Open Access Dissertation
Date of Award
This dissertation employs a Gramscian framework as an alternative approach to understand the utilization of neoliberal community-based development—which advocates free-market schemes to development, and a refocus from institutional and structural causes of poverty to endogenous community forces (social capital and community capacity building)—by low-income residents in hyper-abandoned and disinvested urban neighborhoods. Using a case study of resident-led neighborhood development in the low-income neighborhood of Brightmoor in Detroit, Michigan, I show how “everyday discourse” of urban decline in Detroit and the possible rehabilitation of the city shape the “common sense” understanding of the “problem-and-solution equation” associated with the process of neighborhood development. In doing so, I show how neoliberal interpretations of neighborhood development by residents can produce spaces of exclusion. Specifically, this study demonstrates the way in which resident-led urban agriculture, functioning through a “neoliberal ethic” of development, can trigger the process of eco-gentrification, causing the displacement of the most economically vulnerable residents in the neighborhood. Using this framework, I discuss the role of the hegemony of capitalism in: 1) shaping the possibilities of neighborhood change for poor communities and 2) establishing and legitimizing neoliberal restructuring strategies as a new mode of urban crisis management.

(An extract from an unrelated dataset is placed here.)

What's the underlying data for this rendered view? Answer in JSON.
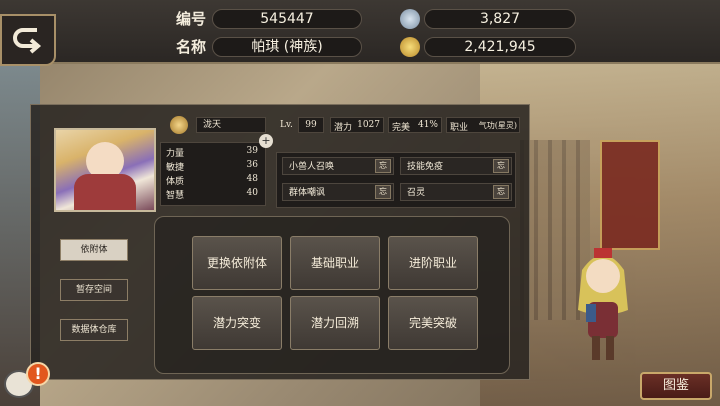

Pride, Theodore, "Resident-Led Urban Agriculture And The Hegemony Of Neoliberal Community Development: Eco-Gentrification In A Detroit Neighborhood" (2016). Wayne State University Dissertations. 1475.